The current version of Hungryroot was launched in 2019 to eliminate the pain points of planning healthy meals. When the company was initially launched in 2015, it was a consumer packaged goods company with six SKUs, including sauces and veggie-based noodles. Typical grocery food items are available on Hungryroot, such as produce, condiments and bread. Some of the recipes the company offers include lemongrass tofu curry rice bowl, gingery roast salmon super grains and classic chile limon chicken tacos.

From the moment shoppers sign up for an account with Hungryroot, they are required to take a quiz that contains up to 20 questions, which helps the company identify customers’ meal preferences. The company then assembles a cart full of groceries and recipes based on the quiz, which shoppers can edit to get exactly what they want. The company also asks recurring questions after they receive each box to understand whether they liked the recipes and grocery items they received. 

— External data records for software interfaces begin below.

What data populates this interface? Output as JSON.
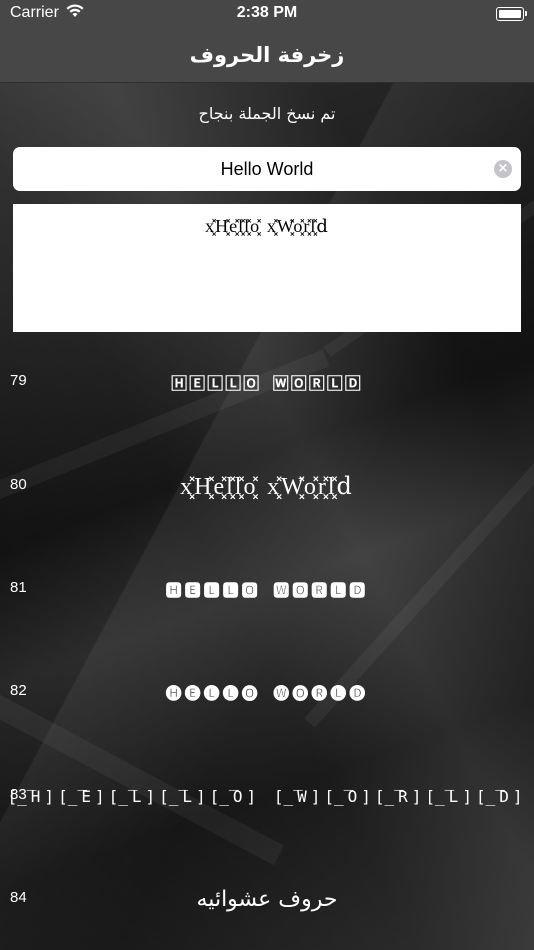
{
  "status_bar": {
    "carrier": "Carrier",
    "time": "2:38 PM"
  },
  "nav": {
    "title": "زخرفة الحروف"
  },
  "toast": "تم نسخ الجملة بنجاح",
  "input": {
    "value": "Hello World",
    "placeholder": ""
  },
  "output": "x͓̽H͓̽e͓̽l͓̽l͓̽o͓̽ x͓̽W͓̽o͓̽r͓̽l͓̽d",
  "rows": [
    {
      "number": "79",
      "text": "🄷🄴🄻🄻🄾 🅆🄾🅁🄻🄳"
    },
    {
      "number": "80",
      "text": "x͓̽H͓̽e͓̽l͓̽l͓̽o͓̽ x͓̽W͓̽o͓̽r͓̽l͓̽d"
    },
    {
      "number": "81",
      "text": "🅷🅴🅻🅻🅾 🆆🅾🆁🅻🅳"
    },
    {
      "number": "82",
      "text": "🅗🅔🅛🅛🅞 🅦🅞🅡🅛🅓"
    },
    {
      "number": "83",
      "text": "[̲̅H][̲̅E][̲̅L][̲̅L][̲̅O] [̲̅W][̲̅O][̲̅R][̲̅L][̲̅D]"
    },
    {
      "number": "84",
      "text": "حروف عشوائيه"
    }
  ]
}
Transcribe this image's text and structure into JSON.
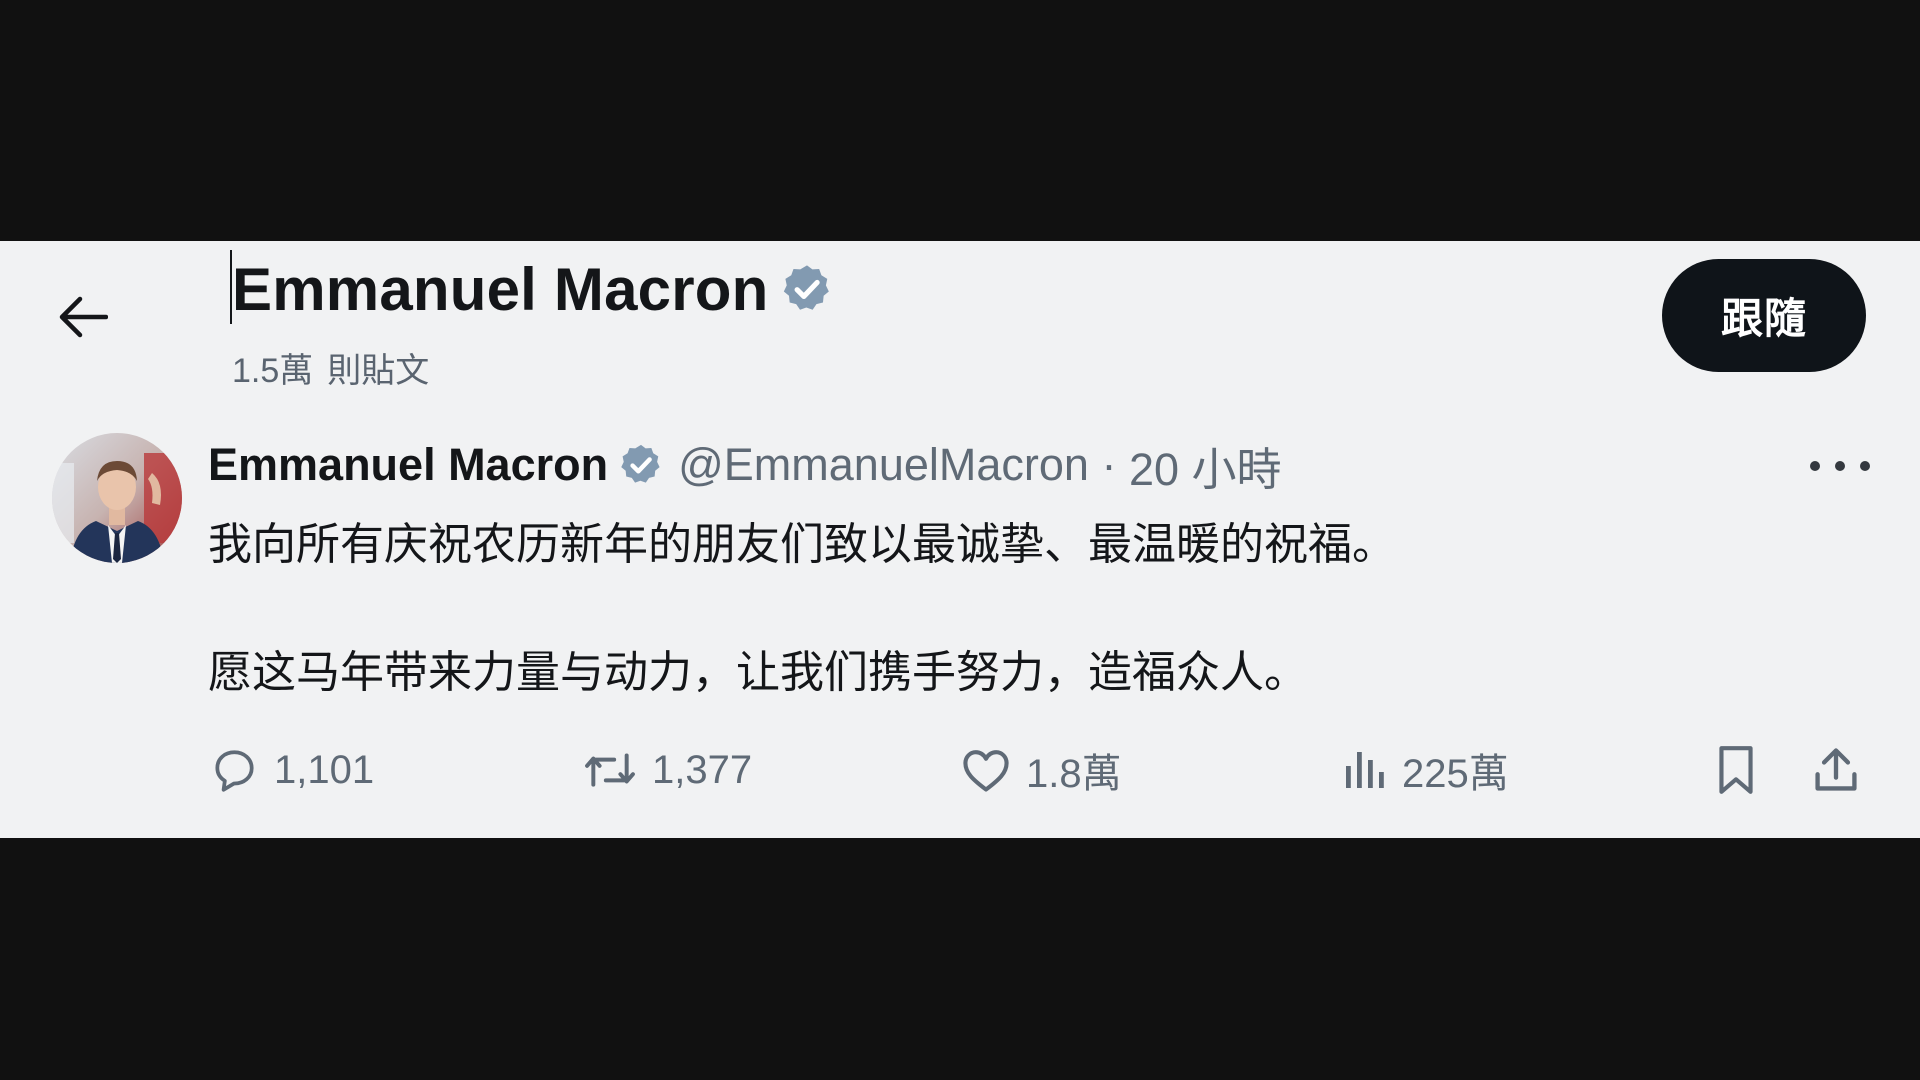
{
  "header": {
    "title": "Emmanuel Macron",
    "post_count": "1.5萬",
    "post_count_label": "則貼文",
    "follow_label": "跟隨"
  },
  "tweet": {
    "author_name": "Emmanuel Macron",
    "handle": "@EmmanuelMacron",
    "separator": "·",
    "time": "20 小時",
    "text_line1": "我向所有庆祝农历新年的朋友们致以最诚挚、最温暖的祝福。",
    "text_line2": "愿这马年带来力量与动力，让我们携手努力，造福众人。"
  },
  "actions": {
    "replies": "1,101",
    "retweets": "1,377",
    "likes": "1.8萬",
    "views": "225萬"
  },
  "icons": {
    "back": "arrow-left-icon",
    "verified": "verified-badge-icon",
    "more": "more-dots-icon",
    "reply": "reply-icon",
    "retweet": "retweet-icon",
    "like": "heart-icon",
    "views": "views-icon",
    "bookmark": "bookmark-icon",
    "share": "share-icon"
  },
  "colors": {
    "panel_background": "#f1f2f3",
    "frame_background": "#111111",
    "verified_badge": "#829ab1",
    "follow_button": "#0f1419",
    "secondary_text": "#5f6a76"
  }
}
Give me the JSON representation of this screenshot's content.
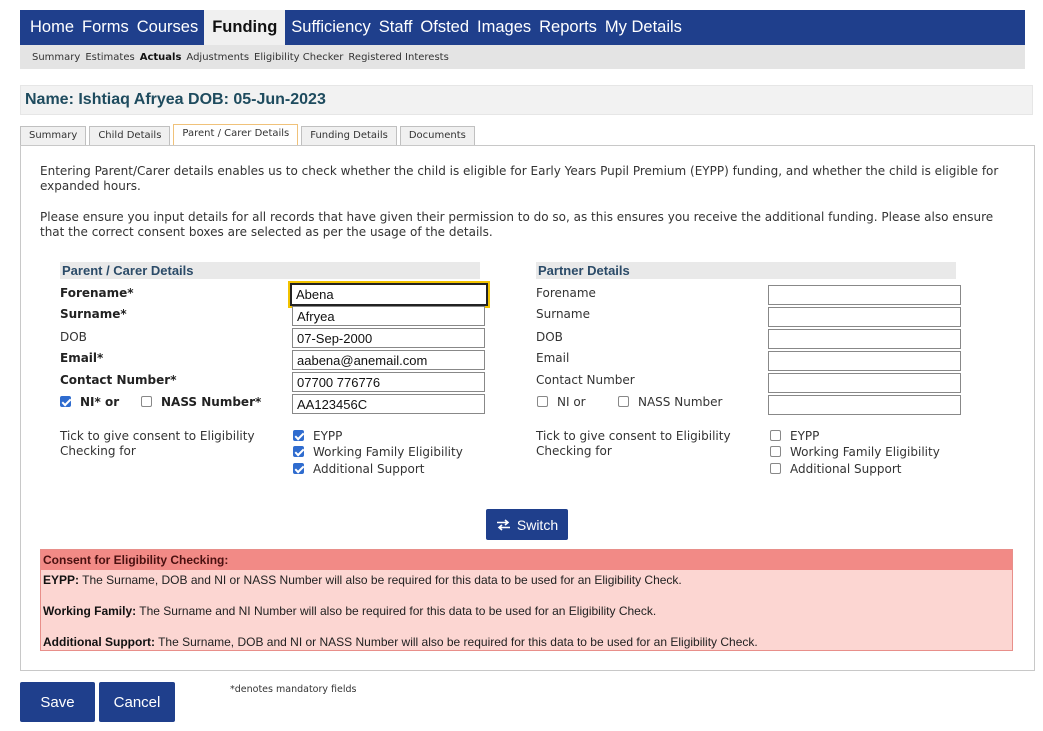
{
  "topnav": [
    "Home",
    "Forms",
    "Courses",
    "Funding",
    "Sufficiency",
    "Staff",
    "Ofsted",
    "Images",
    "Reports",
    "My Details"
  ],
  "subnav": [
    "Summary",
    "Estimates",
    "Actuals",
    "Adjustments",
    "Eligibility Checker",
    "Registered Interests"
  ],
  "name_bar": "Name: Ishtiaq Afryea DOB: 05-Jun-2023",
  "tabs": [
    "Summary",
    "Child Details",
    "Parent / Carer Details",
    "Funding Details",
    "Documents"
  ],
  "intro1": "Entering Parent/Carer details enables us to check whether the child is eligible for Early Years Pupil Premium (EYPP) funding, and whether the child is eligible for expanded hours.",
  "intro2": "Please ensure you input details for all records that have given their permission to do so, as this ensures you receive the additional funding. Please also ensure that the correct consent boxes are selected as per the usage of the details.",
  "parent": {
    "heading": "Parent / Carer Details",
    "forename_label": "Forename*",
    "surname_label": "Surname*",
    "dob_label": "DOB",
    "email_label": "Email*",
    "contact_label": "Contact Number*",
    "ni_label": "NI* or",
    "nass_label": "NASS Number*",
    "forename": "Abena",
    "surname": "Afryea",
    "dob": "07-Sep-2000",
    "email": "aabena@anemail.com",
    "contact": "07700 776776",
    "ni": "AA123456C",
    "ni_checked": true,
    "nass_checked": false,
    "consent_label": "Tick to give consent to Eligibility Checking for",
    "consent_options": [
      "EYPP",
      "Working Family Eligibility",
      "Additional Support"
    ],
    "consent_checked": [
      true,
      true,
      true
    ]
  },
  "partner": {
    "heading": "Partner Details",
    "forename_label": "Forename",
    "surname_label": "Surname",
    "dob_label": "DOB",
    "email_label": "Email",
    "contact_label": "Contact Number",
    "ni_label": "NI or",
    "nass_label": "NASS Number",
    "ni_checked": false,
    "nass_checked": false,
    "consent_label": "Tick to give consent to Eligibility Checking for",
    "consent_options": [
      "EYPP",
      "Working Family Eligibility",
      "Additional Support"
    ],
    "consent_checked": [
      false,
      false,
      false
    ]
  },
  "switch_label": "Switch",
  "consent_box": {
    "heading": "Consent for Eligibility Checking:",
    "lines": [
      {
        "key": "EYPP:",
        "text": " The Surname, DOB and NI or NASS Number will also be required for this data to be used for an Eligibility Check."
      },
      {
        "key": "Working Family:",
        "text": " The Surname and NI Number will also be required for this data to be used for an Eligibility Check."
      },
      {
        "key": "Additional Support:",
        "text": " The Surname, DOB and NI or NASS Number will also be required for this data to be used for an Eligibility Check."
      }
    ]
  },
  "save_label": "Save",
  "cancel_label": "Cancel",
  "mandatory_note": "*denotes mandatory fields",
  "colors": {
    "brand": "#1f3f8c",
    "consent_head": "#f28a86",
    "consent_bg": "#fcd6d2"
  }
}
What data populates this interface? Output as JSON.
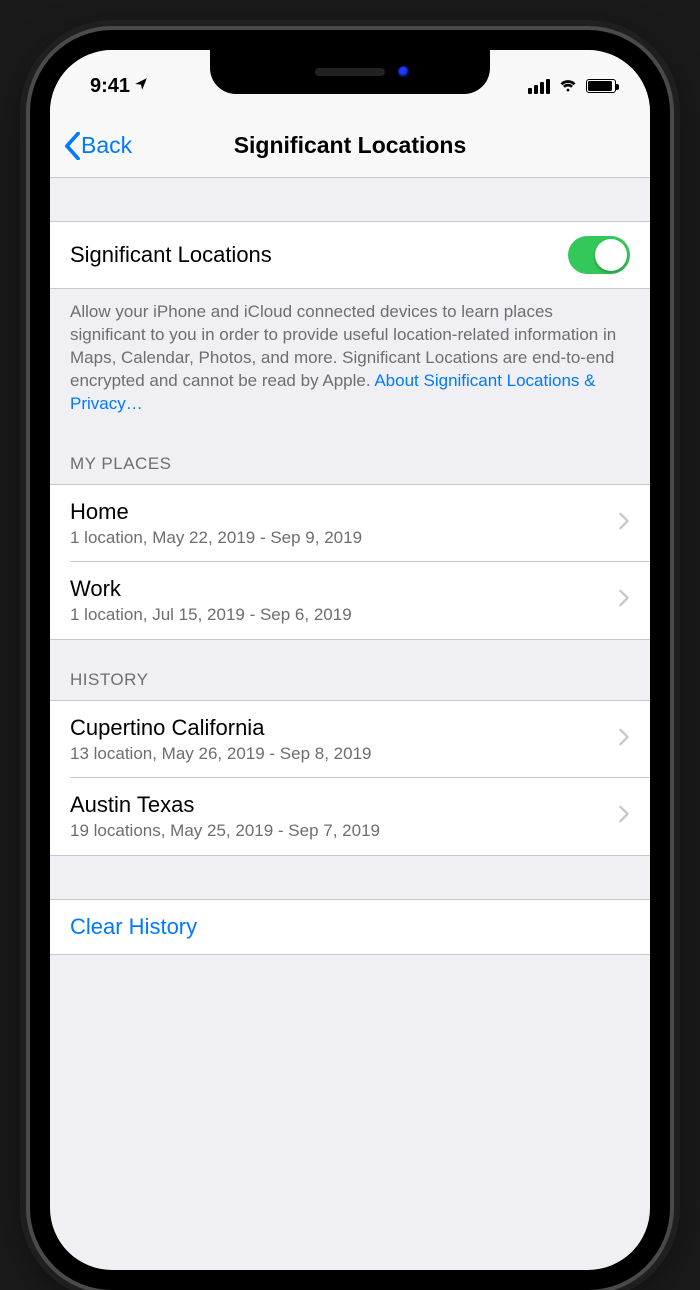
{
  "statusbar": {
    "time": "9:41"
  },
  "navbar": {
    "back_label": "Back",
    "title": "Significant Locations"
  },
  "main_toggle": {
    "label": "Significant Locations",
    "on": true
  },
  "description": {
    "text": "Allow your iPhone and iCloud connected devices to learn places significant to you in order to provide useful location-related information in Maps, Calendar, Photos, and more. Significant Locations are end-to-end encrypted and cannot be read by Apple. ",
    "link_text": "About Significant Locations & Privacy…"
  },
  "sections": {
    "my_places": {
      "header": "MY PLACES",
      "items": [
        {
          "title": "Home",
          "subtitle": "1 location, May 22, 2019 - Sep 9, 2019"
        },
        {
          "title": "Work",
          "subtitle": "1 location, Jul 15, 2019 - Sep 6, 2019"
        }
      ]
    },
    "history": {
      "header": "HISTORY",
      "items": [
        {
          "title": "Cupertino California",
          "subtitle": "13 location, May 26, 2019 - Sep 8, 2019"
        },
        {
          "title": "Austin Texas",
          "subtitle": "19 locations, May 25, 2019 - Sep 7, 2019"
        }
      ]
    }
  },
  "clear_history_label": "Clear History",
  "colors": {
    "accent": "#007aff",
    "switch_on": "#34c759",
    "bg": "#efeff4",
    "separator": "#c8c7cc",
    "secondary_text": "#6d6d72"
  }
}
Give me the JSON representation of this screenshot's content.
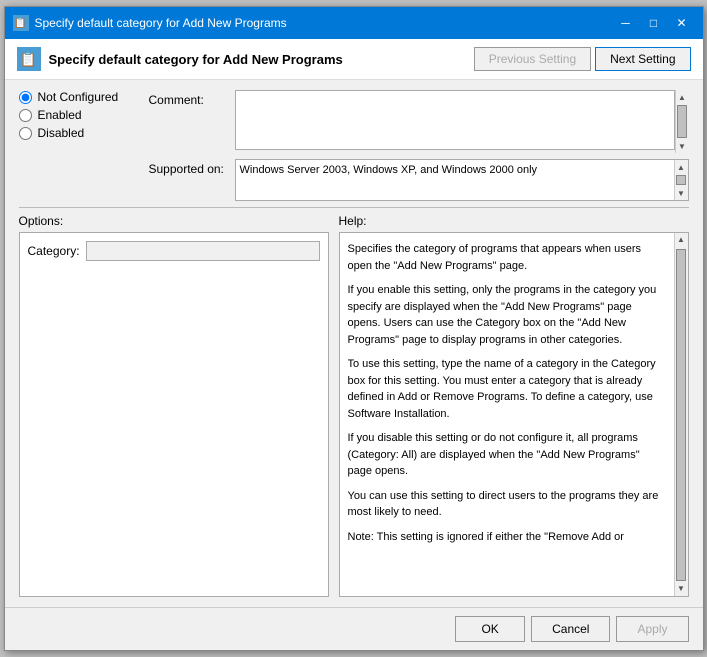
{
  "window": {
    "title": "Specify default category for Add New Programs",
    "icon": "📋"
  },
  "header": {
    "icon": "📋",
    "title": "Specify default category for Add New Programs",
    "prev_button": "Previous Setting",
    "next_button": "Next Setting"
  },
  "radio": {
    "not_configured_label": "Not Configured",
    "enabled_label": "Enabled",
    "disabled_label": "Disabled",
    "selected": "not_configured"
  },
  "comment": {
    "label": "Comment:"
  },
  "supported": {
    "label": "Supported on:",
    "value": "Windows Server 2003, Windows XP, and Windows 2000 only"
  },
  "options": {
    "title": "Options:",
    "category_label": "Category:",
    "category_value": ""
  },
  "help": {
    "title": "Help:",
    "paragraphs": [
      "Specifies the category of programs that appears when users open the \"Add New Programs\" page.",
      "If you enable this setting, only the programs in the category you specify are displayed when the \"Add New Programs\" page opens. Users can use the Category box on the \"Add New Programs\" page to display programs in other categories.",
      "To use this setting, type the name of a category in the Category box for this setting. You must enter a category that is already defined in Add or Remove Programs. To define a category, use Software Installation.",
      "If you disable this setting or do not configure it, all programs (Category: All) are displayed when the \"Add New Programs\" page opens.",
      "You can use this setting to direct users to the programs they are most likely to need.",
      "Note: This setting is ignored if either the \"Remove Add or"
    ]
  },
  "footer": {
    "ok_label": "OK",
    "cancel_label": "Cancel",
    "apply_label": "Apply"
  },
  "title_controls": {
    "minimize": "─",
    "maximize": "□",
    "close": "✕"
  }
}
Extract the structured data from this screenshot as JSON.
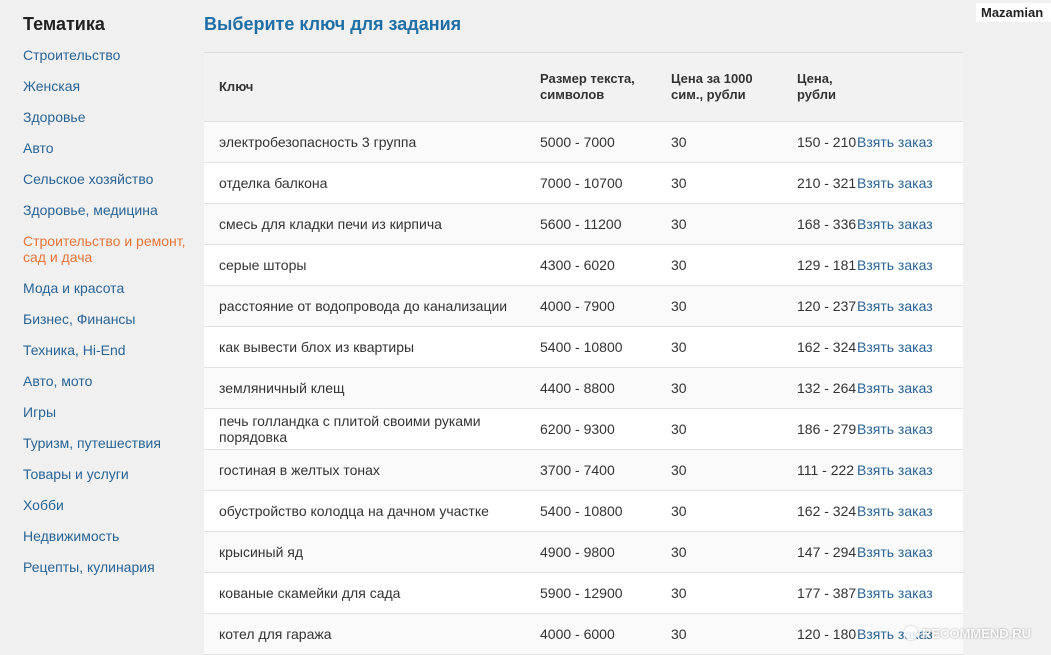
{
  "user": {
    "name": "Mazamian"
  },
  "sidebar": {
    "title": "Тематика",
    "items": [
      {
        "label": "Строительство"
      },
      {
        "label": "Женская"
      },
      {
        "label": "Здоровье"
      },
      {
        "label": "Авто"
      },
      {
        "label": "Сельское хозяйство"
      },
      {
        "label": "Здоровье, медицина"
      },
      {
        "label": "Строительство и ремонт, сад и дача",
        "active": true
      },
      {
        "label": "Мода и красота"
      },
      {
        "label": "Бизнес, Финансы"
      },
      {
        "label": "Техника, Hi-End"
      },
      {
        "label": "Авто, мото"
      },
      {
        "label": "Игры"
      },
      {
        "label": "Туризм, путешествия"
      },
      {
        "label": "Товары и услуги"
      },
      {
        "label": "Хобби"
      },
      {
        "label": "Недвижимость"
      },
      {
        "label": "Рецепты, кулинария"
      }
    ]
  },
  "main": {
    "title": "Выберите ключ для задания",
    "table": {
      "headers": {
        "key": "Ключ",
        "size": "Размер текста, символов",
        "price_per_1000": "Цена за 1000 сим., рубли",
        "price": "Цена, рубли"
      },
      "action_label": "Взять заказ",
      "rows": [
        {
          "key": "электробезопасность 3 группа",
          "size": "5000 - 7000",
          "rate": "30",
          "price": "150 - 210"
        },
        {
          "key": "отделка балкона",
          "size": "7000 - 10700",
          "rate": "30",
          "price": "210 - 321"
        },
        {
          "key": "смесь для кладки печи из кирпича",
          "size": "5600 - 11200",
          "rate": "30",
          "price": "168 - 336"
        },
        {
          "key": "серые шторы",
          "size": "4300 - 6020",
          "rate": "30",
          "price": "129 - 181"
        },
        {
          "key": "расстояние от водопровода до канализации",
          "size": "4000 - 7900",
          "rate": "30",
          "price": "120 - 237"
        },
        {
          "key": "как вывести блох из квартиры",
          "size": "5400 - 10800",
          "rate": "30",
          "price": "162 - 324"
        },
        {
          "key": "земляничный клещ",
          "size": "4400 - 8800",
          "rate": "30",
          "price": "132 - 264"
        },
        {
          "key": "печь голландка с плитой своими руками порядовка",
          "size": "6200 - 9300",
          "rate": "30",
          "price": "186 - 279"
        },
        {
          "key": "гостиная в желтых тонах",
          "size": "3700 - 7400",
          "rate": "30",
          "price": "111 - 222"
        },
        {
          "key": "обустройство колодца на дачном участке",
          "size": "5400 - 10800",
          "rate": "30",
          "price": "162 - 324"
        },
        {
          "key": "крысиный яд",
          "size": "4900 - 9800",
          "rate": "30",
          "price": "147 - 294"
        },
        {
          "key": "кованые скамейки для сада",
          "size": "5900 - 12900",
          "rate": "30",
          "price": "177 - 387"
        },
        {
          "key": "котел для гаража",
          "size": "4000 - 6000",
          "rate": "30",
          "price": "120 - 180"
        }
      ]
    }
  },
  "watermark": {
    "text": "RECOMMEND.RU"
  }
}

Hungryroot asks about customers’ food allergies, health objectives and cuisine preferences when they sign up. Through the data it acquired about its customers, Hungryroot has taken a larger chunk of their grocery budgets, Weinstein said. Hungryroot’s average basket size is $125 per box.

Weinstein said that the company makes it clear that when shoppers share their dietary information, it would benefit them. “This is just about clarity of communication and helping the customer understand our incentives,” he said. “If you look at our messaging, if you look at our quiz, you’ll notice that we are very upfront with helping the customer understand what we do and why we were asking these questions.”  

The data Hungryroot acquires from customers not only help them make accurate recommendations, but it also helps inform what recipes or food products to add. For example, when the company learned that its customers were buying food for their kids at another retailer, Hungryroot decided to expand its scope of coverage to include kids and baby products.

AI can indeed be helpful for retailers and marketplaces with a wide array of SKUs, said Nick Amabile, CEO and chief consulting officer at data consultancy firm DAS42. He added that AI can help surface relevant products to consumers.

“Accuracy is dependent on how you train the model and how you develop the model,” Amabile said. “It’s really important to make sure that you have governed trusted and accurate data before you’re able to let AI loose.”

All of Hungryroot’s work around AI is done in-house, which Weinstein said is a competitive advantage for the company. The digital team, which works on the company’s AI capabilities, comprises around 55 employees. 

“We are big believers that if you are to be the best in the world at something, you can’t outsource it,” Weinstein said. “This is so very core to us.”

While the company has already integrated AI into its business, Weinstein said that the emergence of natural language processing tools like ChatGPT has a potential to improve customer experiences. He added that Hungryroot is already exploring ideas on how this can be implemented into its operations.

“We are laser-focused on understanding our customers better through data,” he said. “We’ve been on this journey for a number of years, there’s a lot more to do, a lot more value to create.”